EXERCISE REQUIREMENTS: In the records that follow, count each line where the string "screenshot" occurs. Provide the total and no other text.

EXCERPTED RECORDS:

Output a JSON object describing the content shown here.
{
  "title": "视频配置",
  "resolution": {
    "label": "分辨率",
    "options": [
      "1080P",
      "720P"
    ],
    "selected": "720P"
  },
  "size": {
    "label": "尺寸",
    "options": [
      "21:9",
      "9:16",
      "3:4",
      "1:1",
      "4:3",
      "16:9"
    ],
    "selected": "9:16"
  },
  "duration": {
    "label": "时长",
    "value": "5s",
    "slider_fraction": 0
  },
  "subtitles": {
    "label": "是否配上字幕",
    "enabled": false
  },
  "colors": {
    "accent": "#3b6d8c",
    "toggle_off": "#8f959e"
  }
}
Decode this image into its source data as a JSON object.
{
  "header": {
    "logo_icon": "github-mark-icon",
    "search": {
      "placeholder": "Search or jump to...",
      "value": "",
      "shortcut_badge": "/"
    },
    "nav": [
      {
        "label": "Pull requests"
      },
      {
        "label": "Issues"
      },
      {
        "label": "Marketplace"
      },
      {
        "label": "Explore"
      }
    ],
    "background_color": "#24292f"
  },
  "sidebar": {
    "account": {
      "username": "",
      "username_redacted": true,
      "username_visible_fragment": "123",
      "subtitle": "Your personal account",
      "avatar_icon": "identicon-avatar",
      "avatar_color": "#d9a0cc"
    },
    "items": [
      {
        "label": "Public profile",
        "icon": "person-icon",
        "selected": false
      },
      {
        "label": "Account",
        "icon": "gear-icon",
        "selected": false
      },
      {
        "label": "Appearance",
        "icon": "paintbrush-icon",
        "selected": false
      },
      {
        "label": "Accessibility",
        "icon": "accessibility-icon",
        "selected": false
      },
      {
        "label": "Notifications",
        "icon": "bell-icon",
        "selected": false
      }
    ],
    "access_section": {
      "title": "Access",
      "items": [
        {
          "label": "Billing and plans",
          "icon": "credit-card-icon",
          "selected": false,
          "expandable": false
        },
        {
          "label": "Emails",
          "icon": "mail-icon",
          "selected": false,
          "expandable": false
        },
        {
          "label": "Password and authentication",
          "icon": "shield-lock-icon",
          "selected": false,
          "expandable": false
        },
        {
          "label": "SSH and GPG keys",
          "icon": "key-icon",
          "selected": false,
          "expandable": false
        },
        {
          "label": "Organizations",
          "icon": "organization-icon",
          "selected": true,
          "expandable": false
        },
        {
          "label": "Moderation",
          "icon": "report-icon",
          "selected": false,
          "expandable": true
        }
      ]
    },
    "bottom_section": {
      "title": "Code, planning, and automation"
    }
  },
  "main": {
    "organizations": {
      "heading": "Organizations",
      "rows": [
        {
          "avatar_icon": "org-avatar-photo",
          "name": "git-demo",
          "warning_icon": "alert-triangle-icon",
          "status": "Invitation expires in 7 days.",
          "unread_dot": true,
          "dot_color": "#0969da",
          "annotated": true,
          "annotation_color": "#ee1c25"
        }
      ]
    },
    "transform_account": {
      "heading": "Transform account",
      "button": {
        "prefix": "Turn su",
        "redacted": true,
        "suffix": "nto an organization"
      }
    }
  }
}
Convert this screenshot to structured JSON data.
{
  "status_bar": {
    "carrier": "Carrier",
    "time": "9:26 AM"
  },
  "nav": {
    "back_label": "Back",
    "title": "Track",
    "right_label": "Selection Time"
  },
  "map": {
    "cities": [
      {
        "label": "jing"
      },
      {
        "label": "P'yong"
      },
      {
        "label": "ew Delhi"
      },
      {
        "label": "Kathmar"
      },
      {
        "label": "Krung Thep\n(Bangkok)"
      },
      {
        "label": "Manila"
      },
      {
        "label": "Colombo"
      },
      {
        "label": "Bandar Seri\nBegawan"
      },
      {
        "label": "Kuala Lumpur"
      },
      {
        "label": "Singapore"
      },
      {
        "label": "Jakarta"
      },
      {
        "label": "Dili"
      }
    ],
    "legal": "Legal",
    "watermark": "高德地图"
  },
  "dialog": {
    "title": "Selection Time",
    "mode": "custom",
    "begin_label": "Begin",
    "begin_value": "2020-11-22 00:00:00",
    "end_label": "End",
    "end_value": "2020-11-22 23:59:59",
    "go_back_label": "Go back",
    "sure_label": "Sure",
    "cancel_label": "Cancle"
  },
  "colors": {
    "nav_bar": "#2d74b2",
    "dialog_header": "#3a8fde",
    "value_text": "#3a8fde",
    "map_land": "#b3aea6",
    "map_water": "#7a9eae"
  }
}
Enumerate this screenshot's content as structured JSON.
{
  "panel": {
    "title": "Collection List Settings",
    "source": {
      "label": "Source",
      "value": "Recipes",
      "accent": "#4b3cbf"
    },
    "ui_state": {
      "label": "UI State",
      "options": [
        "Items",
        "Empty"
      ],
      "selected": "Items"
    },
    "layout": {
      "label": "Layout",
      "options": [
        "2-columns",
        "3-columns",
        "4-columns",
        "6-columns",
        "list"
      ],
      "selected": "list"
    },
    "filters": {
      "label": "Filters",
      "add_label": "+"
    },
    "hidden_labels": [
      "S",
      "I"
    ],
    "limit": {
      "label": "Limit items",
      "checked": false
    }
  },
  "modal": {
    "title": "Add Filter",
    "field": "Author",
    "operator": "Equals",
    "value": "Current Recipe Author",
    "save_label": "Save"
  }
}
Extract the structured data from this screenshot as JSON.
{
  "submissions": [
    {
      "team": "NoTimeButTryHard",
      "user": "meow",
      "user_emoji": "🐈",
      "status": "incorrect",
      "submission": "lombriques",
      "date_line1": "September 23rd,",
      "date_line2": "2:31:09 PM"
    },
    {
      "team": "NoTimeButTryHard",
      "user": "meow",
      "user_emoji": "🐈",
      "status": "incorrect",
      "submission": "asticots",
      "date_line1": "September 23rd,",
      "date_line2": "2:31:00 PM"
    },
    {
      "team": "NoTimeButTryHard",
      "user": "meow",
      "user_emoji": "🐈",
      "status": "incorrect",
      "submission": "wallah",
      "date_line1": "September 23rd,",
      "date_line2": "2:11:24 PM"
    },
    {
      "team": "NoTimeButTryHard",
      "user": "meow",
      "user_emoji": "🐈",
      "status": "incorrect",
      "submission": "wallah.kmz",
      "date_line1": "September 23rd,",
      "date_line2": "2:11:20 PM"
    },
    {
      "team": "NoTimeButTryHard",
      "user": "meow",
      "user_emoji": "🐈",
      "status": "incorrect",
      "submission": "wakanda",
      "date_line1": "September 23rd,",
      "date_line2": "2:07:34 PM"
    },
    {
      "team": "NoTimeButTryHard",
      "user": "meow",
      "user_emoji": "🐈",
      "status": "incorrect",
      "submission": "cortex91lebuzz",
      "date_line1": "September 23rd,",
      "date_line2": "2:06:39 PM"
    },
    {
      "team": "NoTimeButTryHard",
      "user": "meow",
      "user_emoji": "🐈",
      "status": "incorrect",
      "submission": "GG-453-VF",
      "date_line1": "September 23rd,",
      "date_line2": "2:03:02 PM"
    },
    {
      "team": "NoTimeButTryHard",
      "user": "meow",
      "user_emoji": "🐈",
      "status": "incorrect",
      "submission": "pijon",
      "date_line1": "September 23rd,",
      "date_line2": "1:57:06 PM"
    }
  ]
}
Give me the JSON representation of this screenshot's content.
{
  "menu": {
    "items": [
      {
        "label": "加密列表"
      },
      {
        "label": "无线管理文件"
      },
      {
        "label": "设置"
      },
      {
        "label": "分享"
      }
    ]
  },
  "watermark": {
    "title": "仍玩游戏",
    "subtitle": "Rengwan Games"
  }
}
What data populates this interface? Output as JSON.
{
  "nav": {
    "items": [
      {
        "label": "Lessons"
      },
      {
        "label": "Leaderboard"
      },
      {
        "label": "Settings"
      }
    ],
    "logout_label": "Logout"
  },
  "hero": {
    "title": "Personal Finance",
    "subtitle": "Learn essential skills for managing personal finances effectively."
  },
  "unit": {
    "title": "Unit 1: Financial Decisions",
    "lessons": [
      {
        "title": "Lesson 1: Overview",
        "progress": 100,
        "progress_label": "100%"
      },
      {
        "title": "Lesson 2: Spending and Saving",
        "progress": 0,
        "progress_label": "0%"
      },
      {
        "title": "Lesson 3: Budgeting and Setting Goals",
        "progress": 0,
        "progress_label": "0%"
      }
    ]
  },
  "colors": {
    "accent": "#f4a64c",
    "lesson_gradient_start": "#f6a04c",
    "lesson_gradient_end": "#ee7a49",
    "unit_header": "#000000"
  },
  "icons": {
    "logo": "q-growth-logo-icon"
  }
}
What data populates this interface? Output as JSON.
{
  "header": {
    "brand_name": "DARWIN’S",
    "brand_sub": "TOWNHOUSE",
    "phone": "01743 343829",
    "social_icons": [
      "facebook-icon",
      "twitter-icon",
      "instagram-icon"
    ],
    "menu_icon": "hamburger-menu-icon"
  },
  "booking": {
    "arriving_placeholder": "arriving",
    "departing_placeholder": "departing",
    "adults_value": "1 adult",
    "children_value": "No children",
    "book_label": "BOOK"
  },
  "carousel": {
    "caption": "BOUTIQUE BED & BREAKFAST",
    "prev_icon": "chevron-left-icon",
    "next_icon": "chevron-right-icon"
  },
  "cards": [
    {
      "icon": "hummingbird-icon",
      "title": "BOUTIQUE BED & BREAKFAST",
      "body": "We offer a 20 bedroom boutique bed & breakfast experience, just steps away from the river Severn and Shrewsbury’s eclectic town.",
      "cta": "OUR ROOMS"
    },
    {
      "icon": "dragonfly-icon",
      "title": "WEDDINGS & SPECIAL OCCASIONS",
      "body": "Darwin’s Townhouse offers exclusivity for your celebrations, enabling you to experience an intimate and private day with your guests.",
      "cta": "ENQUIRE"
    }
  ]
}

SOLUTION FOR THIS TASK: 4